Start of Records supplied

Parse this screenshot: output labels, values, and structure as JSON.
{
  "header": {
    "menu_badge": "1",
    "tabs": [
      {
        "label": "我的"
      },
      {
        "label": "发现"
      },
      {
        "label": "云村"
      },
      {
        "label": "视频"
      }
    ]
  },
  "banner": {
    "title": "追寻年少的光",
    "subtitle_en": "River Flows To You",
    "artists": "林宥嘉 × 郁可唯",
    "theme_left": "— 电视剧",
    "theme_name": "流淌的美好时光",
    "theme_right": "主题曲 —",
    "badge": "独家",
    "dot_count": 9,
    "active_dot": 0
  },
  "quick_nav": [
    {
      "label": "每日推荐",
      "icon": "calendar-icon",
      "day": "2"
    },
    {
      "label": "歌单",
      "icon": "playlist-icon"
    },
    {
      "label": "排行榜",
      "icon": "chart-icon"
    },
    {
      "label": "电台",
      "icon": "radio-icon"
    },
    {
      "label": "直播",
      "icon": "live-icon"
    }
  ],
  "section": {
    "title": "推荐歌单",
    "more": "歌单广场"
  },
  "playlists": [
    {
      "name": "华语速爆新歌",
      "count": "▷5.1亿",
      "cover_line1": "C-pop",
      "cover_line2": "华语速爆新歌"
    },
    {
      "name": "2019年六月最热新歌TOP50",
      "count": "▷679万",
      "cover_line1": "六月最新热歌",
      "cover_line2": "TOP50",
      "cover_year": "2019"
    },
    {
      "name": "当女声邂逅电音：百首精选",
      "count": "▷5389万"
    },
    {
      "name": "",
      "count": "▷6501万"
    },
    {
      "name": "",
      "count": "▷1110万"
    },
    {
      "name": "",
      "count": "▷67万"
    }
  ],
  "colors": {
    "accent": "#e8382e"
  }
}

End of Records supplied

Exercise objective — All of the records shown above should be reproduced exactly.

Answer for the task —
Parse this screenshot: output labels, values, and structure as JSON.
{
  "header": {
    "menu_badge": "1",
    "tabs": [
      {
        "label": "我的"
      },
      {
        "label": "发现"
      },
      {
        "label": "云村"
      },
      {
        "label": "视频"
      }
    ]
  },
  "banner": {
    "title": "追寻年少的光",
    "subtitle_en": "River Flows To You",
    "artists": "林宥嘉 × 郁可唯",
    "theme_left": "— 电视剧",
    "theme_name": "流淌的美好时光",
    "theme_right": "主题曲 —",
    "badge": "独家",
    "dot_count": 9,
    "active_dot": 0
  },
  "quick_nav": [
    {
      "label": "每日推荐",
      "icon": "calendar-icon",
      "day": "2"
    },
    {
      "label": "歌单",
      "icon": "playlist-icon"
    },
    {
      "label": "排行榜",
      "icon": "chart-icon"
    },
    {
      "label": "电台",
      "icon": "radio-icon"
    },
    {
      "label": "直播",
      "icon": "live-icon"
    }
  ],
  "section": {
    "title": "推荐歌单",
    "more": "歌单广场"
  },
  "playlists": [
    {
      "name": "华语速爆新歌",
      "count": "▷5.1亿",
      "cover_line1": "C-pop",
      "cover_line2": "华语速爆新歌"
    },
    {
      "name": "2019年六月最热新歌TOP50",
      "count": "▷679万",
      "cover_line1": "六月最新热歌",
      "cover_line2": "TOP50",
      "cover_year": "2019"
    },
    {
      "name": "当女声邂逅电音：百首精选",
      "count": "▷5389万"
    },
    {
      "name": "",
      "count": "▷6501万"
    },
    {
      "name": "",
      "count": "▷1110万"
    },
    {
      "name": "",
      "count": "▷67万"
    }
  ],
  "colors": {
    "accent": "#e8382e"
  }
}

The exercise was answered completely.